- Massage Oil
- Labor and delivery will cause Mama to become sore from laying on an uncomfortable bed for hours. You’ll be so glad you packed some massage oil! Her back will thank you.
- Extra Clothes
- If your partner will be staying with you throughout your hospital stay, he will likely need a change of clothes. Most birthing hospitals will provide you with your own recovery room and adjacent bathroom with a shower.
- List of People to Notify
- You also may want to bring a list of phone numbers as a back-up to your contact list on your smartphone. There will be grandparents, aunts and uncles, cousins, and friends waiting for news of the baby’s arrival and Mom’s status.
What Should Dad Do During Labor?
This may seem crazy, but if you are a visual person, watch videos about vaginal birthing and c-sections. Read up on what labor feels like, do your best to empathize and ensure that Mama has a good experience when giving birth! You and she have a big say in personalizing the room. Think about your typical day-to-day routine. Like when it’s time to rest, soften the lighting. Freshen the smell by taking along aromatherapy diffuser, bring pictures, movies, and your own music.
After having five children, you get a bit of an understanding of what to expect for the next go round. So, I asked Des what he did for me during labor that he thought would help other expectant fathers. He recommends that you provide lots of verbal encouragement. Tell her how amazing she is doing. How proud of her you are. And of course, how excited you are to meet your new bundle of joy! Be attentive, focus all your attention on your partner. This means no staring at the TV screen, your phone or anything else that might make her feel like she’s not the most important thing in the room.
Also, do not be easily offended. Sometimes Mama will say (or scream) things in the heat of the moment that she does not mean. I know I did lol! Trust that she will go back to her usual self after delivery — we promise. Actually, she will for sure go back to herself if you remember to give her a Push gift! You know your lady, give her a present to show gratitude for carrying your baby and for going through labor and delivery.
Lastly, there will be blood, prepare yourself! Do not be scared or surprised by the sight.
When Should We Pack Our Hospital Bags?
Though it might sound extreme, packing your bag at least a month in advance is a great way to make sure you have everything you need for the big day. It is recommended to begin packing your hospital bag essentials around the 28-week mark, or at the start of your 3rd trimester.
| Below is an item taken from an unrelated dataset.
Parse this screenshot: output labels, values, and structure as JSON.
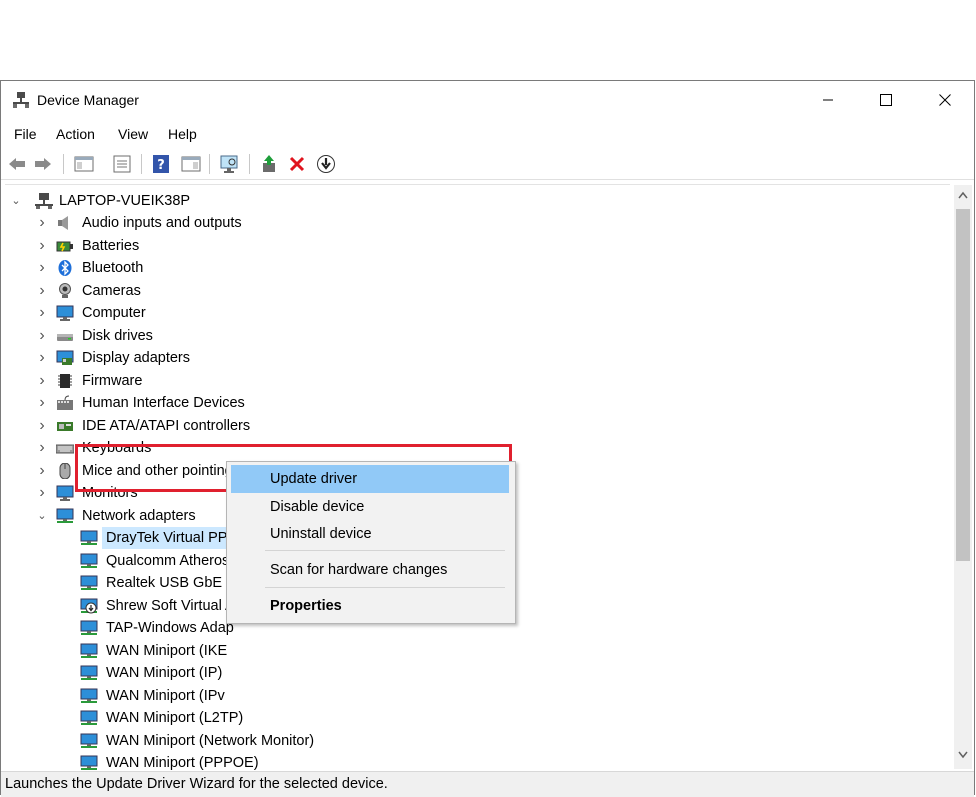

You should have your hospital bag ready to go between weeks 32 and 35 of your pregnancy in case your baby comes a bit earlier than expected. This eliminates the concern of possibly forgetting something!
Printable Hospital Bag Checklist for Dad
Keep in mind starting sooner than later will give you more time to purchase any missing items and allow attention to be all on Mama when labor comes. Getting out of the house will be as simple as grab-and-go. Sound like a plan?
I have created a packing list for you to download and print. Think of this checklist as your own personal “Dad Hospital Survival Kit”. On the checklist you will find everything divided by categories, making packing super easy! Cross each item out after you’ve packed it and check mark the category box when it is all complete!